Officials of U.S. Department of Agriculture have placed a chicken breeder facility in south-central Tennessee in quarantine after the facility was found infected with H7 strain of highly pathogenic avian influenza (HPAI).
It was the first confirmed case of H7 strain in the United States this year and the first ever in Tennessee, government officials said.
The facility, located in Lincoln County and an outgrower of Tyson Foods Inc., was not named.
Tyson, meanwhile, said it is coordinating closely with the state and federal officials to contain the spread of the virus by culling out some 73,500 infected birds in the farm.
Measures to contain the virus have already been undertaken. This includes the quarantine of 30 other poultry farms within the 6.2-mile (10-kilometer) radius from the infected site while the testing of other flocks in the area continued.
Tyson, the country's giant chicken meat producer, said other precautions are being undertaken. Stricter regulations such as disinfecting all incoming vehicles and limiting visitor access to contracted farms have been installed.
Improved biosecurity measures were undertaken by U.S. after an HPAI outbreak two years ago where almost 50 million egg-laying chickens were culled. The 2014 to 2015 outbreak involved an H5N2 strain.
By Monday, March 6, USDA is expecting to gather more information on HPAI, which was first detected in a commercial turkey facility in Indiana in January 2016.
The agency had also found strain of bird flu in wild duck similar to the 2014 and 2015 outbreak in Montana last January.
USDA spokesperson Donna Karlsons said the agency will notify the World Organization for Animal Health and trading partners of the outbreak.
Effects To Supply
Tennessee is not in the top 5 producers of chicken meat in the United States despite it being the third largest revenue generator in agriculture for the state.
During the 2014 and 2015 HPAI outbreak, egg prices soared high, and some trading partners such as Mexico and Canada imposed a ban on imports of poultry products from the country.
Tyson, however, downplayed the effect of the confirmed case of avian flu to its supply.
Recent months saw the prevalence of different strains of avian flu in Asia and Europe.
Low Risk To Humans
The H7 virus is known to have low risk of human infection unlike the most common strain, H5N1, of bird flu.
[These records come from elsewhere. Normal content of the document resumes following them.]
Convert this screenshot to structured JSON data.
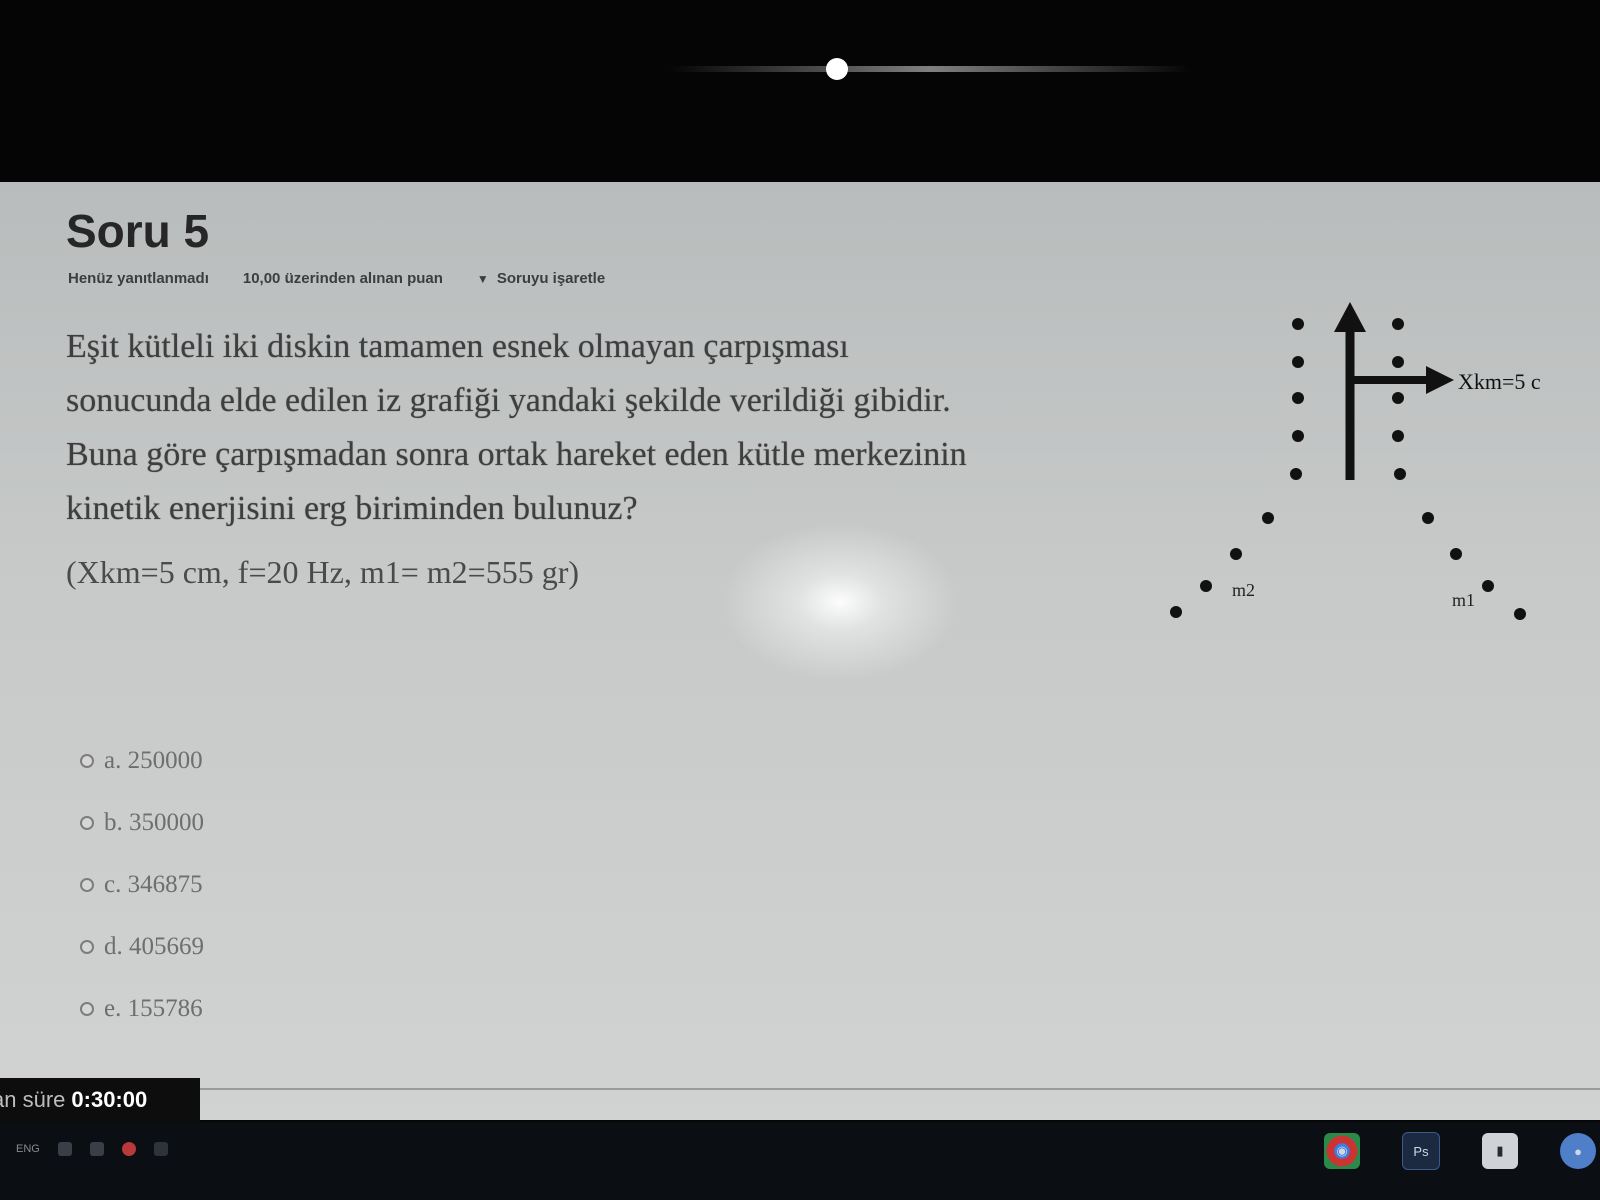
{
  "question": {
    "title": "Soru 5",
    "status": "Henüz yanıtlanmadı",
    "points": "10,00 üzerinden alınan puan",
    "flag_label": "Soruyu işaretle",
    "text_lines": [
      "Eşit kütleli iki diskin tamamen esnek olmayan çarpışması",
      "sonucunda elde edilen iz grafiği yandaki şekilde verildiği gibidir.",
      "Buna göre çarpışmadan sonra ortak hareket eden kütle merkezinin",
      "kinetik enerjisini erg biriminden bulunuz?"
    ],
    "given": "(Xkm=5 cm, f=20 Hz, m1= m2=555 gr)"
  },
  "figure": {
    "arrow_label": "Xkm=5 c",
    "mass_left": "m2",
    "mass_right": "m1"
  },
  "answers": [
    {
      "label": "a. 250000"
    },
    {
      "label": "b. 350000"
    },
    {
      "label": "c. 346875"
    },
    {
      "label": "d. 405669"
    },
    {
      "label": "e. 155786"
    }
  ],
  "timer": {
    "label": "an süre",
    "value": "0:30:00"
  },
  "taskbar": {
    "tray_text": "ENG",
    "apps": [
      {
        "name": "chrome-icon",
        "glyph": "◉"
      },
      {
        "name": "photoshop-icon",
        "glyph": "Ps"
      },
      {
        "name": "files-icon",
        "glyph": "▮"
      },
      {
        "name": "chat-icon",
        "glyph": "●"
      }
    ]
  }
}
The H5N1 strain, according to World Health Organization, was first detected in 1997 in humans. Around 60 percent of those infected died.
The good news is that the virus does not spread through human contact.